The Democratic Senatorial Campaign Committee spent about $73,000 for an advance team from Arkansas, The Markham Group, to promote Merkley's campaign kickoff tour. It paid about $20,000 to a Washington, D.C., firm for 'research.'
I'm pretty steamed about that news. I'm not pleased to hear that a few people in Washington, D.C. are trying to dictate who we send against Gordon Smith in November. I think a lot of Oregon Democrats will share my indignation and more generally I bet there are a lot of grassroots Democrats across America who resent being told who they should support in their respective Senate races.
The purpose of the DSCC is to help Democrats beat Republicans in the general election. That's a legitimate function. Senate races are national races. Republicans from all over the country are pouring money into Gordon Smith's campaign, and after we win the nomination, we will need some help from Democrats around the country in order to balance that out. It might be nice if we could prohibit all out-of-state contributions - but since we can't, it makes no sense to unilaterally disarm.
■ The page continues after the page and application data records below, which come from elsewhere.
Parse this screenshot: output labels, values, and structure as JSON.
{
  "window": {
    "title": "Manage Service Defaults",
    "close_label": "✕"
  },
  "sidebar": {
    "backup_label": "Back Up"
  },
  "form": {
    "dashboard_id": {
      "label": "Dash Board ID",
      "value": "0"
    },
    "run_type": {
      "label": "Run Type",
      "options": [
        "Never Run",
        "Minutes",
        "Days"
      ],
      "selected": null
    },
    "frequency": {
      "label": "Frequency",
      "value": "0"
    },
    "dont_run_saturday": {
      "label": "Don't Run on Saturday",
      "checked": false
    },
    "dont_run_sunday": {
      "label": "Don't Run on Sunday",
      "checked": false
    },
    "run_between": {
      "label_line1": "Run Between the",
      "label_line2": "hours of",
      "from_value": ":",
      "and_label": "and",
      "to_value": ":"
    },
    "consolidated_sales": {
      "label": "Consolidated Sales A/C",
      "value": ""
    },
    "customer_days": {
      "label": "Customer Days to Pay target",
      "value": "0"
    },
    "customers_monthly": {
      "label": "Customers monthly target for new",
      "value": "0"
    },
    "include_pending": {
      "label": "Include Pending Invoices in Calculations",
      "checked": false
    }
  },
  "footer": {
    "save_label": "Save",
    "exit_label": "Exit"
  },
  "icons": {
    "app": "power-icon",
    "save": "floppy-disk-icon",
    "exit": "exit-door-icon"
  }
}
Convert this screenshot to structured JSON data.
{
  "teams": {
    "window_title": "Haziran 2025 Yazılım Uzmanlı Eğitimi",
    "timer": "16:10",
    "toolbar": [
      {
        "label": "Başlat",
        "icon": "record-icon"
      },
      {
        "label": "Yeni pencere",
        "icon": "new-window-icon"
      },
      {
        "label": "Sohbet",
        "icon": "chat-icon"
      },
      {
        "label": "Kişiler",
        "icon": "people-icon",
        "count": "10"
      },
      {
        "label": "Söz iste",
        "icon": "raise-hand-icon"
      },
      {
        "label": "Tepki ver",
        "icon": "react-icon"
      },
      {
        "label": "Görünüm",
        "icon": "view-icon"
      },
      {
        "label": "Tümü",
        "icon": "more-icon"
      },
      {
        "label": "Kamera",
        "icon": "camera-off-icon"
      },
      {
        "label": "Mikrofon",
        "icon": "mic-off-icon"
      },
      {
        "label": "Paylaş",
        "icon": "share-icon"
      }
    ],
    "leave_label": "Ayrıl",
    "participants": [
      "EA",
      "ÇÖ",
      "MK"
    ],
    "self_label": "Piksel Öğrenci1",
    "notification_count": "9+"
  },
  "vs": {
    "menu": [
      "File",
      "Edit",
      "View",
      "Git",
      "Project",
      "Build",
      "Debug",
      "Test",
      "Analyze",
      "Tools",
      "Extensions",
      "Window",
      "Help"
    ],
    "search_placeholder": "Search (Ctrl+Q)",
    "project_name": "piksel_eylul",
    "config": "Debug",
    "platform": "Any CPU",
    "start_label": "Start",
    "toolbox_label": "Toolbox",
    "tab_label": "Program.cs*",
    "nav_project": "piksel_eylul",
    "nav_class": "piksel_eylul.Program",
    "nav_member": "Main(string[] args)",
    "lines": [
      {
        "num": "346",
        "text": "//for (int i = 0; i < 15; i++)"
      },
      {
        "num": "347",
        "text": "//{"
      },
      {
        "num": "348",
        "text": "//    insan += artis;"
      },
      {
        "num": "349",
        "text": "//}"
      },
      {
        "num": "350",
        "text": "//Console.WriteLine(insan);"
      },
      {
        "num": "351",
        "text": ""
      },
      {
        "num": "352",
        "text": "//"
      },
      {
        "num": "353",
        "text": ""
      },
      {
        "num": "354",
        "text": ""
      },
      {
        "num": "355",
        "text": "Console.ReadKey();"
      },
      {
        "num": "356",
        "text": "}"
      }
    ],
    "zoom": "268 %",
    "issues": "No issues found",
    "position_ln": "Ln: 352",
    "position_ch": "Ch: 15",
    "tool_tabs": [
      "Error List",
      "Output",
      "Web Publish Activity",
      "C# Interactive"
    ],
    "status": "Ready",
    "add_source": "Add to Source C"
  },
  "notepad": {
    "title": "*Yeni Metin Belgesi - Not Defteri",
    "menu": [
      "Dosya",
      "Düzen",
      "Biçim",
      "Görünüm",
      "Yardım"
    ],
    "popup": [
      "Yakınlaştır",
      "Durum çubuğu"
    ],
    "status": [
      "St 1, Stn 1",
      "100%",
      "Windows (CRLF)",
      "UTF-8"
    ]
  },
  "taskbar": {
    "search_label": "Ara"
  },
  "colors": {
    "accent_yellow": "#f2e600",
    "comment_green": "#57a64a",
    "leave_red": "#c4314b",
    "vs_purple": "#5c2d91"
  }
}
But Oregon Democrats, not outsiders, are best qualified to decide who is the best candidate is to go up against Gordon Smith. The DSCC has no business putting its thumb on the scale, as if they don't trust Oregon Democrats to make the right choice. I'm a baseball fan, so forgive this analogy: It's as if the President of the American League (back in the good old days when each League had a President) were openly rooting for one American League team against another in the playoffs. They just weren't supposed to do that. And they didn't.
What the DSCC is doing isn't just unfair: It's politically stupid. If Speaker Merkley, or another one of their backed candidates, can't win a primary without outside help from their friends in Washington, how the heck do they think they're going to beat the Republicans? The DSCC isn't doing their cause any favors here. All they're doing is taking a huge risk that their intervention will hand the nomination to a weaker candidate, a candidate who can't win in November.
Novick, 44, presents the voters with a startling contrast in stature, style, name recognition, experience in elective office and the deft footwork that allows a politician to take a position on both sides of an issue ... Over the next several months, it will be interesting to see which political party finds that more threatening.
But we're not going to back off. If Speaker Merkley's going to have Big Brother on his side, we're just going to have to beat Big Brother. We'll just have to make more phone calls, have more house parties, raise more money, and go on telling the truth - and telling it loudly.